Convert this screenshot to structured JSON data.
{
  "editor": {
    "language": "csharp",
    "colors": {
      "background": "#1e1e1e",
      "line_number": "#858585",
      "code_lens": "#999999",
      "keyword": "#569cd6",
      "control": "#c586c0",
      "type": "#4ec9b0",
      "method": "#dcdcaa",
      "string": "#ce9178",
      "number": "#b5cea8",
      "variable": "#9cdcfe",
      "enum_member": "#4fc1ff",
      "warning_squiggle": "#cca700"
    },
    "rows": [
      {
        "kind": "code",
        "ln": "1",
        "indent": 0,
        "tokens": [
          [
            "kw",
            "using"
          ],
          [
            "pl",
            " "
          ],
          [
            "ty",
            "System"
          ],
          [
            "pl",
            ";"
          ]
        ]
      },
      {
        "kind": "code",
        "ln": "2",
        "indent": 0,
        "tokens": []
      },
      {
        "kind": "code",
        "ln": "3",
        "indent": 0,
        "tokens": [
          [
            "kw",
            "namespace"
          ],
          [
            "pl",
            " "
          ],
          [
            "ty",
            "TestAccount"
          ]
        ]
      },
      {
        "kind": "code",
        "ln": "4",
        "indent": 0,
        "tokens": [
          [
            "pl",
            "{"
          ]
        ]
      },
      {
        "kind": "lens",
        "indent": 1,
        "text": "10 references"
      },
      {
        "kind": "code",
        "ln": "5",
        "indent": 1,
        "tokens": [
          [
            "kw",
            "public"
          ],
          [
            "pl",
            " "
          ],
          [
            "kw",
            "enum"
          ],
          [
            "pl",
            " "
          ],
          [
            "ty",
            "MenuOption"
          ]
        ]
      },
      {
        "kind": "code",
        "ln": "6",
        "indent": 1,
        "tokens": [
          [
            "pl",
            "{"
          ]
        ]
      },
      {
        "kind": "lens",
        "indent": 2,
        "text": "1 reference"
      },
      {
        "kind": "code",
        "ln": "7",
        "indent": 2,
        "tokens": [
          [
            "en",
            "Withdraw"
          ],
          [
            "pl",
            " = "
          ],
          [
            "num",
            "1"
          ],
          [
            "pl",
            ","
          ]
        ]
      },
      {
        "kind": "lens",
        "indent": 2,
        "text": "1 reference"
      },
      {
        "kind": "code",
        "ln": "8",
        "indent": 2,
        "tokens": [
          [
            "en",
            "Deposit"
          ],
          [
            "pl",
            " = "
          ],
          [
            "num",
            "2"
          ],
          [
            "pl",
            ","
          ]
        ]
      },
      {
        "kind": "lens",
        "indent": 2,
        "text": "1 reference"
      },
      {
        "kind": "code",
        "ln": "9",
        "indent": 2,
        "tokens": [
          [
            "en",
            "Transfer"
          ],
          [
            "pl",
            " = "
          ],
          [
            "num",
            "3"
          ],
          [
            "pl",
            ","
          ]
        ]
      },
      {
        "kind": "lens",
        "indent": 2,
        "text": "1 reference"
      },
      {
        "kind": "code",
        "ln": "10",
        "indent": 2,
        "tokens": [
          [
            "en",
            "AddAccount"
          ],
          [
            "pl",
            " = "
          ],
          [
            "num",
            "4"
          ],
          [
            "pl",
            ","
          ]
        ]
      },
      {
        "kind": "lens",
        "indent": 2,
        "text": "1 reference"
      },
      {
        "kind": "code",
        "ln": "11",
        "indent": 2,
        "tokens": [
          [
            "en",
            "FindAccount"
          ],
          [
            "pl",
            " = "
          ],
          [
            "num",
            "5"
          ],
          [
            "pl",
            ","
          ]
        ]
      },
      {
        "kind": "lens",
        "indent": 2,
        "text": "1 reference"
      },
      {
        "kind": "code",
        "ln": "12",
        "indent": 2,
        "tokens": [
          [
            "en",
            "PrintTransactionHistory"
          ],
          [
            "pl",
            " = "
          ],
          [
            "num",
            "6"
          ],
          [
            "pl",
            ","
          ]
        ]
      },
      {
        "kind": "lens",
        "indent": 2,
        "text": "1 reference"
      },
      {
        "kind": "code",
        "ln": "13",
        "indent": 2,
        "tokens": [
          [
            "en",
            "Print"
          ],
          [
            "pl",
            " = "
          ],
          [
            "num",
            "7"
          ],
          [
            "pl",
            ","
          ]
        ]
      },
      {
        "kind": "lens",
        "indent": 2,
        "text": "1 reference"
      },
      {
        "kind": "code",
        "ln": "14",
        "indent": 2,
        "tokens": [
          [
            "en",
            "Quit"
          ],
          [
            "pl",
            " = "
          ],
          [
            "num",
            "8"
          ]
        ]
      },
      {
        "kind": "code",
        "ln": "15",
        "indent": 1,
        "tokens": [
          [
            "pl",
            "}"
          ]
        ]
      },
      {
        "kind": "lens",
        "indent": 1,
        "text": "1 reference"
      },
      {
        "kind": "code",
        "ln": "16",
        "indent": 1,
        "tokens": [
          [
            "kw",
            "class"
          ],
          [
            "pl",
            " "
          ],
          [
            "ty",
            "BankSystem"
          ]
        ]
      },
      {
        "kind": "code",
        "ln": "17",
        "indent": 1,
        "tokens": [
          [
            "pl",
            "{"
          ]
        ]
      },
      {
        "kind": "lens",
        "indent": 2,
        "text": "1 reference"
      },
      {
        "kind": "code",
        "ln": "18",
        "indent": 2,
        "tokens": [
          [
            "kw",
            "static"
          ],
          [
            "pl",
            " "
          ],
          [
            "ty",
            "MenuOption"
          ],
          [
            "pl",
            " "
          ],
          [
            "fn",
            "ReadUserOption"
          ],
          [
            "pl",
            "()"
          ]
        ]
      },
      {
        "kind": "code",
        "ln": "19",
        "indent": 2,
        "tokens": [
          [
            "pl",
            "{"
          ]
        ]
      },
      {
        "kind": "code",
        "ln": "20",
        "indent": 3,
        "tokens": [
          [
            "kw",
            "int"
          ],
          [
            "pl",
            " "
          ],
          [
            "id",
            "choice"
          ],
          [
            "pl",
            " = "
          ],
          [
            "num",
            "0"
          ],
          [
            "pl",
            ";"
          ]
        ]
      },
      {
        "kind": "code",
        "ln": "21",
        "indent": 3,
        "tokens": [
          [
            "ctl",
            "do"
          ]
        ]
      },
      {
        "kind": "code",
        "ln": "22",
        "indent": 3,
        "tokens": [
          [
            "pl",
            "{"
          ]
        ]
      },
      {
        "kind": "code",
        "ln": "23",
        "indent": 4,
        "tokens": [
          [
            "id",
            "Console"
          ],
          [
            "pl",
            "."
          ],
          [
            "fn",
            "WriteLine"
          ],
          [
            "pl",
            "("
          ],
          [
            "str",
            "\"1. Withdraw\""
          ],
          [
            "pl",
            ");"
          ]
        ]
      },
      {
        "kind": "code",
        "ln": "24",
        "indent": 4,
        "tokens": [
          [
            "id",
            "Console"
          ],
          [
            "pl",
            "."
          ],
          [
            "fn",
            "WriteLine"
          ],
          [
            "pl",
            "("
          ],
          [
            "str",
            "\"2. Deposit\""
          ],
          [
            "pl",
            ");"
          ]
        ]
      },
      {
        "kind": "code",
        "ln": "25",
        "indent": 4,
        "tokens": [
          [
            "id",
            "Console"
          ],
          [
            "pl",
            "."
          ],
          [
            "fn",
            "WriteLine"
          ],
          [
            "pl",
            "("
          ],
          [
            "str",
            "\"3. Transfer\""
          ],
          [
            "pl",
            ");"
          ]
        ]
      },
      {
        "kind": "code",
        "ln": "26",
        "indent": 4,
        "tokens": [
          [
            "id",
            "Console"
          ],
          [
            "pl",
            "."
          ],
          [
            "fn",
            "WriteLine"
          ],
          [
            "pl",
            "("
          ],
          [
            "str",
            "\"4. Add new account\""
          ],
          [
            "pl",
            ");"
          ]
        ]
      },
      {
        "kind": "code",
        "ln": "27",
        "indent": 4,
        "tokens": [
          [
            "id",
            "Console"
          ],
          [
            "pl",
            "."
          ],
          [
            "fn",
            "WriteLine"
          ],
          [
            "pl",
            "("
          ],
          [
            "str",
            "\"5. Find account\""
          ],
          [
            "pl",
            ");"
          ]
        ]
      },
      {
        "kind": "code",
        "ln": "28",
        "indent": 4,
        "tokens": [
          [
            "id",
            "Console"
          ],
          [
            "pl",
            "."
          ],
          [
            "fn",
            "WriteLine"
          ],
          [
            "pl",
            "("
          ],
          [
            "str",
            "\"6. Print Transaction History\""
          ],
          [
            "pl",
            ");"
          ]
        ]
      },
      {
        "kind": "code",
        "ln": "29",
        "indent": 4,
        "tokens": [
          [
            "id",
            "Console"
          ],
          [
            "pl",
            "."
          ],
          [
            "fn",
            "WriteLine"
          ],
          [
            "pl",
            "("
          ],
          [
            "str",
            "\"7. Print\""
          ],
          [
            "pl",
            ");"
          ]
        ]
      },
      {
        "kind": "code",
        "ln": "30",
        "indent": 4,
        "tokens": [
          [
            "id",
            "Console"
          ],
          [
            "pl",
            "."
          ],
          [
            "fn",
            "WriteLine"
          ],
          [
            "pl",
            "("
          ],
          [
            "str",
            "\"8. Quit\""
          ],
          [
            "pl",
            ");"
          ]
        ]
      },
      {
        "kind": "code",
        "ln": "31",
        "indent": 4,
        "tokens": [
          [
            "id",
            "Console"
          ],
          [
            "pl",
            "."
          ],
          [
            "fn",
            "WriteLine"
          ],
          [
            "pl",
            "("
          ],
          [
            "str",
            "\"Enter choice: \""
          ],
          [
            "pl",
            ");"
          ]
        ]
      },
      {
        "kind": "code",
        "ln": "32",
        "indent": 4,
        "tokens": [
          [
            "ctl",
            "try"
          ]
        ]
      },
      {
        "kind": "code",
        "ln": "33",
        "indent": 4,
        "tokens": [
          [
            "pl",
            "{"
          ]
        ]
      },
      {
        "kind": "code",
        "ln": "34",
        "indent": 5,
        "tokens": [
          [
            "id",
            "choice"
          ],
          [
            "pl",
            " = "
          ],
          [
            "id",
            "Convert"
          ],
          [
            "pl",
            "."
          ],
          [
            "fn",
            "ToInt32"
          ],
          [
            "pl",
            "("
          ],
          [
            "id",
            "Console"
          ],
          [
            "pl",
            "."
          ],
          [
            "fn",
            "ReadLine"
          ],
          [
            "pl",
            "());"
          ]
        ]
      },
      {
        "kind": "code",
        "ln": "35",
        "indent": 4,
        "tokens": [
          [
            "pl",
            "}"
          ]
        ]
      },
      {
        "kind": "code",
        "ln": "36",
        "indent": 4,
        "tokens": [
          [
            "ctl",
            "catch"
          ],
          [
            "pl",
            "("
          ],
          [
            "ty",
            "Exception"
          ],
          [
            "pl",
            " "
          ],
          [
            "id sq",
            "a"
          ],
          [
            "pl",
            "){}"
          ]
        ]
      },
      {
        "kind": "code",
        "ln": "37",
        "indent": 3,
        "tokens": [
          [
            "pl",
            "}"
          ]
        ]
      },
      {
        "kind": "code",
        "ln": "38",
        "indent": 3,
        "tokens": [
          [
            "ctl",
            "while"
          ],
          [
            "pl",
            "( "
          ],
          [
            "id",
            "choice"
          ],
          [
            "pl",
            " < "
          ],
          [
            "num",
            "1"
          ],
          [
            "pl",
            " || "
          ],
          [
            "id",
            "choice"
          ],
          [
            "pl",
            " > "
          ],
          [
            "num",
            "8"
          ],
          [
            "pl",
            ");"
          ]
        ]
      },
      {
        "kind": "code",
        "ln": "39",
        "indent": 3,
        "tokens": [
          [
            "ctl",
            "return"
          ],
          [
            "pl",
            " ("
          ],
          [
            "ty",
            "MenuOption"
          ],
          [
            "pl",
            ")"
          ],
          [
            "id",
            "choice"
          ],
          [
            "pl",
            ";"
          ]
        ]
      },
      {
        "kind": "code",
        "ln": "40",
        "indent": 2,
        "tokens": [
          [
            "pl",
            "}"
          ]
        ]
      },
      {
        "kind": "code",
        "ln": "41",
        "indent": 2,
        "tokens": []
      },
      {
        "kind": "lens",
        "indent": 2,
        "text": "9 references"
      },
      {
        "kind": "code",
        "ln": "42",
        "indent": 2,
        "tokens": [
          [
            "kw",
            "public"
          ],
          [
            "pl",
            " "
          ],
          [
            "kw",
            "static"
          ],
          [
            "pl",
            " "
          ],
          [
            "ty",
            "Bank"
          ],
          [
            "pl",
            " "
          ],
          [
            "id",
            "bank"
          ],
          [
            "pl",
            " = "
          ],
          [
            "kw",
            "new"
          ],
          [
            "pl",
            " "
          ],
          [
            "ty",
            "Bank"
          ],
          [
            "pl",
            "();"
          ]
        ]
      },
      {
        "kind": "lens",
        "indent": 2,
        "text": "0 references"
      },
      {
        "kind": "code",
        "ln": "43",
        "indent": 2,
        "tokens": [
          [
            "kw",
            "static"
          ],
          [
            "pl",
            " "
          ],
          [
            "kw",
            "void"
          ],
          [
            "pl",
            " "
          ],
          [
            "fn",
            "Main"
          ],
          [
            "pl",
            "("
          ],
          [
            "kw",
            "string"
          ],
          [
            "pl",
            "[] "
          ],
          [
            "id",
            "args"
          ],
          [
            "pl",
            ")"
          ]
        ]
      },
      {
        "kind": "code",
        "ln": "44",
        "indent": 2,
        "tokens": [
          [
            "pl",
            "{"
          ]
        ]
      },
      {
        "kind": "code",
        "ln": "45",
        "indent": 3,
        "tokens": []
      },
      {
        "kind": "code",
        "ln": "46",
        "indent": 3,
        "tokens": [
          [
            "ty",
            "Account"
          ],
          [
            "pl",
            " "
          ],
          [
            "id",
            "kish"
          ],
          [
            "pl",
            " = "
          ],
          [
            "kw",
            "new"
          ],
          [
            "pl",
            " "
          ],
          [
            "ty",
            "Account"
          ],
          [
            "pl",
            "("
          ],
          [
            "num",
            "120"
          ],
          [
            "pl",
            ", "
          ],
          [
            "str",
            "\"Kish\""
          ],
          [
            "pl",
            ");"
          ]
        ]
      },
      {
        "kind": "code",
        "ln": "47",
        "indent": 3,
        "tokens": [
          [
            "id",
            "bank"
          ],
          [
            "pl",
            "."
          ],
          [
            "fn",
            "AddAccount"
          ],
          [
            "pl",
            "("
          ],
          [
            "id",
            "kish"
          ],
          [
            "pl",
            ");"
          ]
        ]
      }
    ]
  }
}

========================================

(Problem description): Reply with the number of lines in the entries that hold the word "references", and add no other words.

(Answer space): 3